Or to change perspective?

In a world with a lack of stable horizons and certitudes, in a state of general disorientation amplified by the multiplication of visual technologies and the multiple perspectives they generate (Google Earth images, satellite views, drone videos) we must remember the artist and theorist Hito Steyerl and his essay In free fall: a thought experiment on vertical perspective (2011) which states that today linear perspective has become a “hostage” of the truth: “The vanishing point gives the observer a body and a position. […] While reinforcing the subject by placing him at the center of the vision, the linear perspective also undermines the individuality of the spectator by putting him under the seemingly objective rules of representation.”

We live in the era of vertical perspective – Steyerl affirms – or better, in a condition of free fall, that constitutes a systematic and rational certitude linked to the linear perspective. But, if the image of the free fall summarizes the idea of the absence of “anchor points” typical of the fluid contemporary condition, how can we read the geometrical construction of a photograph? We are inclined to believe that the representation of this “landscape with figures” by Vitali raises exactly the same questions as Steyerl on the issue of the occult control of the individual by the power and the social control present today in the form of surveillance cameras equipped with Artificial Intelligence.
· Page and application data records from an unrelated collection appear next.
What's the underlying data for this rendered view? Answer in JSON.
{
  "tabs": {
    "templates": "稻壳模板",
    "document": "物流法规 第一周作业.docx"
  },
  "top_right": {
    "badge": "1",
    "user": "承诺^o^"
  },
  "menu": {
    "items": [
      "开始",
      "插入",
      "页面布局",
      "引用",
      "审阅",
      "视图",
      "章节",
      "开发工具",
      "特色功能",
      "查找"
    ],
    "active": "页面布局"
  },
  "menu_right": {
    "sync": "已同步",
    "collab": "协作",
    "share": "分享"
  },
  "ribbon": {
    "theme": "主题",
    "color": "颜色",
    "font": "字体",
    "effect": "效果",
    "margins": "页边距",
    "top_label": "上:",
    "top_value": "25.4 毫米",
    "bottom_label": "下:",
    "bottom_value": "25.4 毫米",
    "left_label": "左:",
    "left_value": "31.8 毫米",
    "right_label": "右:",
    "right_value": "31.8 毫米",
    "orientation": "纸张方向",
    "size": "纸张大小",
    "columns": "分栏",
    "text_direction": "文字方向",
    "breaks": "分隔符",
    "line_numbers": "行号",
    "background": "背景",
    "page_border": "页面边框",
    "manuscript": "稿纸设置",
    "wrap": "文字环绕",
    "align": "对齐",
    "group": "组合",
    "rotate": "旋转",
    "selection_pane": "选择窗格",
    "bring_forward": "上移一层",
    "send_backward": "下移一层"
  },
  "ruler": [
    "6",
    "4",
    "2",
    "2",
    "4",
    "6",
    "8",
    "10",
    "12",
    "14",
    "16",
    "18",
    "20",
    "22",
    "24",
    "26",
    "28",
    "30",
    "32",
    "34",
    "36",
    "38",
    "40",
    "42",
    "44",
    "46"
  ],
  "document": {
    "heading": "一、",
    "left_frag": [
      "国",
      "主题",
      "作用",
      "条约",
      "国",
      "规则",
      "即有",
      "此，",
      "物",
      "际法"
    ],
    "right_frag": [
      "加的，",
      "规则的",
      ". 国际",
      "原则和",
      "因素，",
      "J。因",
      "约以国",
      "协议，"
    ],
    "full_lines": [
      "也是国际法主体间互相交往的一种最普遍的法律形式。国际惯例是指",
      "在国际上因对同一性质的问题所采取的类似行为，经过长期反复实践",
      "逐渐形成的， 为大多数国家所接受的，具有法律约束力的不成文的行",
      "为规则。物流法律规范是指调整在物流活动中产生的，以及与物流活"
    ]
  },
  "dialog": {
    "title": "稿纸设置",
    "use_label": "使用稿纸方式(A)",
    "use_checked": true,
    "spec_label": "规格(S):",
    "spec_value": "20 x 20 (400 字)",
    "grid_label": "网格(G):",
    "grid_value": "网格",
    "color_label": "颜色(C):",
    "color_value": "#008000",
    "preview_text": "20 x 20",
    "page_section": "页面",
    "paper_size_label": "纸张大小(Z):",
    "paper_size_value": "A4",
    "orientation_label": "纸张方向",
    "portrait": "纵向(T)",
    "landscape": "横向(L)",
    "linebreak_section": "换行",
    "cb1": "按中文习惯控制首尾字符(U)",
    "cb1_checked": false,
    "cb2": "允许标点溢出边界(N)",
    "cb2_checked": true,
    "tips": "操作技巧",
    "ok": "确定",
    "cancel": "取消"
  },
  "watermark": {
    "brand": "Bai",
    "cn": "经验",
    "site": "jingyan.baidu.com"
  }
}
Vitali succeeds in doing the same through the ambivalence of subjectivity and objectivity attributed by Erwin Panofsky to the linear perspective (“the triumph of the sense of a distanced and objective reality and the triumph of the human resolve for power that tends to erase distances”). Such a vision would condemn the complete falsity of the objective world and reveal the illusion of our individual freedom, but it would also presuppose an action: a real body able to escape from the frame, a body as a “land not yet colonized by power”, as Pasolini remembers.

The moment just before the revolution?

Following this interpretation, in my opinion the theatrical equivalent of Vitali’s photography in its most subversive sense would be the play The host (2005) by the company Motus, inspired by the film Theorem by Pasolini.  Confirming the intention of the original author and director, Motus calls into question the conformist bourgeoisie world, depicting it as imprisoned in a reassuring and yet artificial idyllic landscape composed of three giant screens and built, exactly as in Vitali’s work, with a central perspective axis. 

The apparent tranquillity represented by the illusionistic theatrical backdrop conceals a hidden fear: in fact, it will be unhinged by the realities of 1968 in Italy known as the “lead” years, the State massacres.

If our interpretation is correct, what revolution against the system is concealed within this perfect mise en abyme of reality immortalized in Vitali’s magnificent work? 

Anna Maria Monteverdi, Theatrical perspective, July 10, 2019.